The advent of eBooks offers readers new possibilities for interaction, sharing and exchange of ideas: it’s called “social reading”. The mechanism is quite simple, thanks to platforms such as Thecopia 3, Findings 4, Readmill 5, etc. or even through Amazon’s Kindle, it’s possible to share with other readers our thoughts, notes and comments.

The system, with the consent of the reader, tracks how and what is read, what comments are made and if the reader likes the book or not. Data is stored online and then processed in order to highlight interesting annotations made by others, recommend similar books to those just read and appreciated, connect readers to each other.

But let’s be frank: is it worth losing our privacy and having our reading habits scrutinised in exchange for a personalised recommendation service? And do they ever recommend items that you would be interested in reading anyway?  

A fascinating blog post I read recently raised many interesting questions about lending eBooks. It explains the challenges users face due to licensing restrictions. Apparently many eBooks can’t be lent – well some of them can -but it is possible to share them only once and after that, no more lending.

Lending is entirely up to the publishers, and the publishers, despite charging real book prices aren’t providing real book benefits, such as the ability to send the book to whomever you want, much less resell the book.

So can we still talk about “social reading” if we are not allowed to share books with other readers as we used to do?
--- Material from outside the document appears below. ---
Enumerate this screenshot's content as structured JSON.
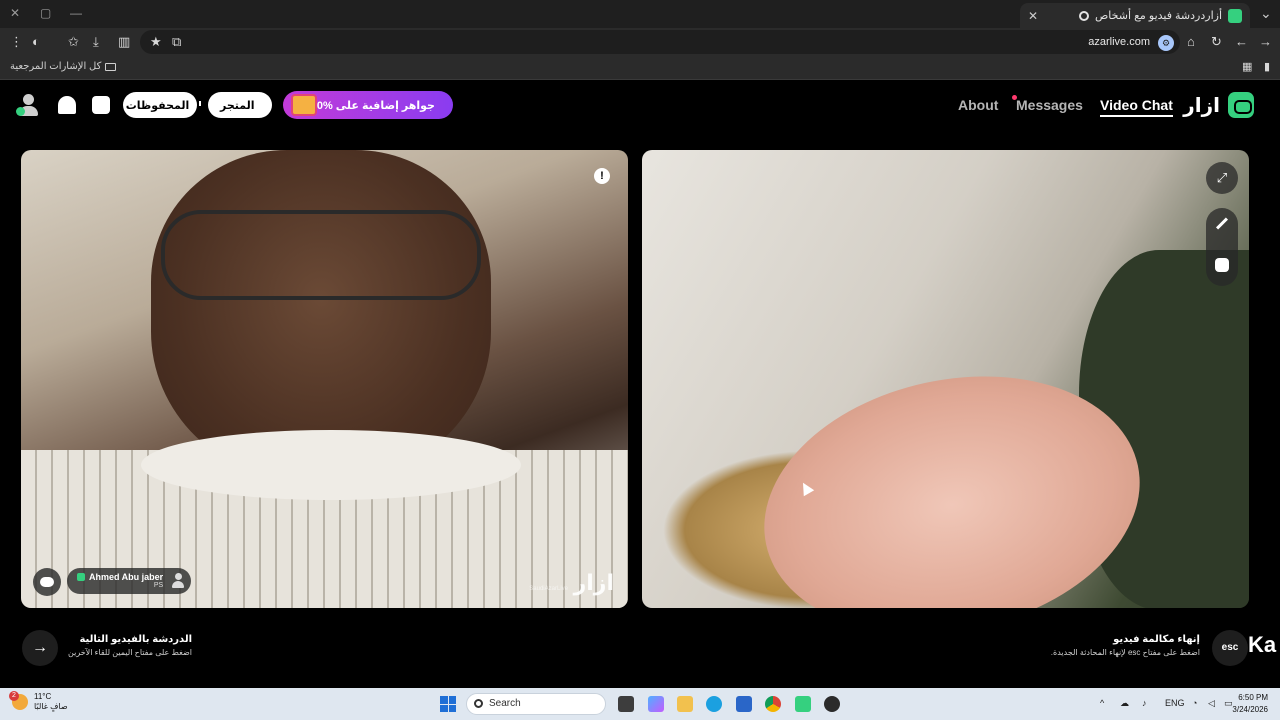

“Can eBooks Meet Changing Social Demand”? Maybe the right question is “are they trying to shape the Social Demand”?